         Plaintiff fails to allege sufficient facts to support the subjective component of an Eighth Amendment claim because he makes no allegation that Nurse Hollaway knew of and disregarded an excessive risk to inmate health or safety. Plaintiff does not allege that Nurse Hollaway was aware of any medical issue other than his oral pain, and Plaintiff does not allege that Nurse Hollaway failed to treat his dental pain. Rather, Plaintiff expressly acknowledges that Nurse Hollaway provided Plaintiff with medication for his pain. (Id.). Plaintiff has not alleged that Nurse Hollaway believed that Plaintiff required any treatment and refused to provide it. Accordingly, Plaintiffs own allegations demonstrate that his medical needs were not disregarded, but, rather, he was not provided with pain medication to treat the pain about which he was complaining.

         III. CONCLUSION

         Because Plaintiff failed to exhaust his administrative remedies, Plaintiffs claim against Defendant Hollaway for deliberate indifference to serious medical needs must be dismissed. The dismissal will be without prejudice. In any event, Plaintiff fails to state a claim for deliberate indifference to serious medical needs against Defendant.
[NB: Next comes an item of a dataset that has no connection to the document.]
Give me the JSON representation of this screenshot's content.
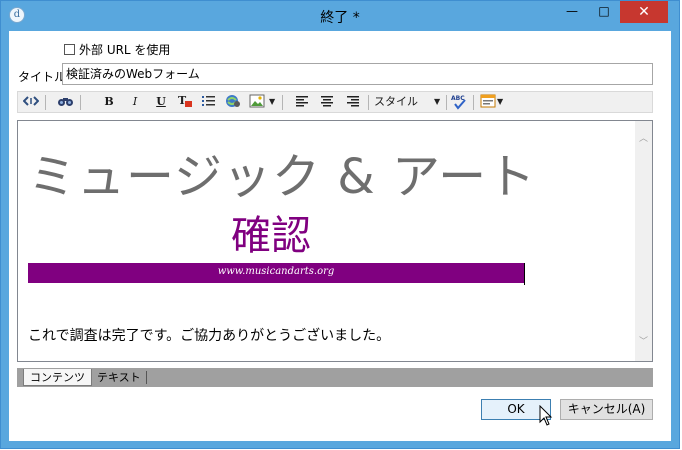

Thus, even if Plaintiff had exhausted his administrative remedies, this action would be subject to dismissal on the merits.

         IT IS ...


Buy This Entire Record For $7.95

Download the entire decision to receive the complete text, official citation,
docket number, dissents and concurrences, and footnotes for this case.

Learn more about what you receive with purchase of this case.